▶ _Data listing_:

******

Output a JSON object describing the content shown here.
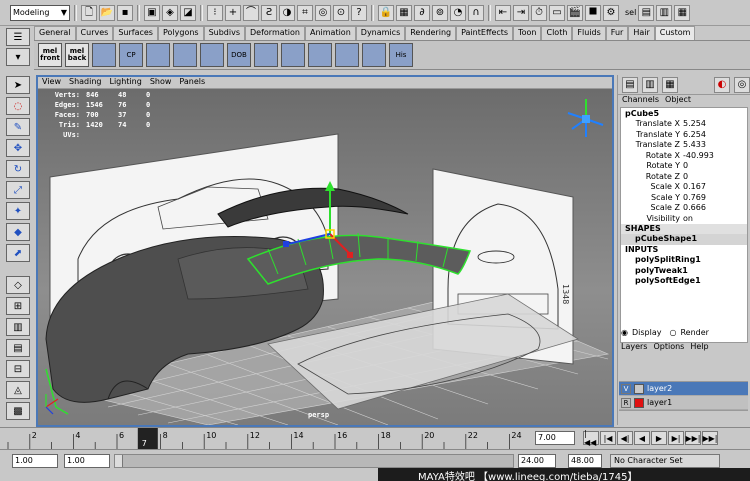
{
  "status_line": {
    "mode": "Modeling",
    "extra_label": "sel"
  },
  "shelf_tabs": [
    "General",
    "Curves",
    "Surfaces",
    "Polygons",
    "Subdivs",
    "Deformation",
    "Animation",
    "Dynamics",
    "Rendering",
    "PaintEffects",
    "Toon",
    "Cloth",
    "Fluids",
    "Fur",
    "Hair",
    "Custom"
  ],
  "shelf_buttons": [
    {
      "label": "mel",
      "sub": "front"
    },
    {
      "label": "mel",
      "sub": "back"
    },
    {
      "label": "",
      "sub": ""
    },
    {
      "label": "CP",
      "sub": ""
    },
    {
      "label": "",
      "sub": ""
    },
    {
      "label": "",
      "sub": ""
    },
    {
      "label": "",
      "sub": ""
    },
    {
      "label": "DOB",
      "sub": ""
    },
    {
      "label": "",
      "sub": ""
    },
    {
      "label": "",
      "sub": ""
    },
    {
      "label": "",
      "sub": ""
    },
    {
      "label": "",
      "sub": ""
    },
    {
      "label": "",
      "sub": ""
    },
    {
      "label": "His",
      "sub": ""
    }
  ],
  "viewport": {
    "menu": [
      "View",
      "Shading",
      "Lighting",
      "Show",
      "Panels"
    ],
    "hud": [
      {
        "label": "Verts:",
        "a": "846",
        "b": "48",
        "c": "0"
      },
      {
        "label": "Edges:",
        "a": "1546",
        "b": "76",
        "c": "0"
      },
      {
        "label": "Faces:",
        "a": "700",
        "b": "37",
        "c": "0"
      },
      {
        "label": "Tris:",
        "a": "1420",
        "b": "74",
        "c": "0"
      },
      {
        "label": "UVs:",
        "a": "",
        "b": "",
        "c": ""
      }
    ],
    "camera_label": "persp",
    "dimension_label": "1348"
  },
  "channel_box": {
    "menu": [
      "Channels",
      "Object"
    ],
    "object_name": "pCube5",
    "attributes": [
      {
        "name": "Translate X",
        "value": "5.254"
      },
      {
        "name": "Translate Y",
        "value": "6.254"
      },
      {
        "name": "Translate Z",
        "value": "5.433"
      },
      {
        "name": "Rotate X",
        "value": "-40.993"
      },
      {
        "name": "Rotate Y",
        "value": "0"
      },
      {
        "name": "Rotate Z",
        "value": "0"
      },
      {
        "name": "Scale X",
        "value": "0.167"
      },
      {
        "name": "Scale Y",
        "value": "0.769"
      },
      {
        "name": "Scale Z",
        "value": "0.666"
      },
      {
        "name": "Visibility",
        "value": "on"
      }
    ],
    "shapes_header": "SHAPES",
    "shape_name": "pCubeShape1",
    "inputs_header": "INPUTS",
    "inputs": [
      "polySplitRing1",
      "polyTweak1",
      "polySoftEdge1"
    ]
  },
  "layers": {
    "display_label": "Display",
    "render_label": "Render",
    "menu": [
      "Layers",
      "Options",
      "Help"
    ],
    "rows": [
      {
        "flag": "V",
        "name": "layer2",
        "color": "#c8c8c8",
        "selected": true
      },
      {
        "flag": "R",
        "name": "layer1",
        "color": "#e01010",
        "selected": false
      }
    ]
  },
  "timeline": {
    "ticks": [
      "2",
      "4",
      "6",
      "8",
      "10",
      "12",
      "14",
      "16",
      "18",
      "20",
      "22",
      "24"
    ],
    "current_frame": "7",
    "current_time_field": "7.00"
  },
  "range": {
    "start": "1.00",
    "start_inner": "1.00",
    "end_inner": "24.00",
    "end": "48.00",
    "character_set": "No Character Set"
  },
  "watermark": "MAYA特效吧 【www.lineeg.com/tieba/1745】",
  "colors": {
    "viewport_border": "#4a78b8",
    "selection_green": "#2ee02e",
    "layer_selected": "#4a78b8"
  }
}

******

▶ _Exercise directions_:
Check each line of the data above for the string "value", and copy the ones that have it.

▶ _Reply to the task_:
        "value": "5.254"
        "value": "6.254"
        "value": "5.433"
        "value": "-40.993"
        "value": "0"
        "value": "0"
        "value": "0.167"
        "value": "0.769"
        "value": "0.666"
        "value": "on"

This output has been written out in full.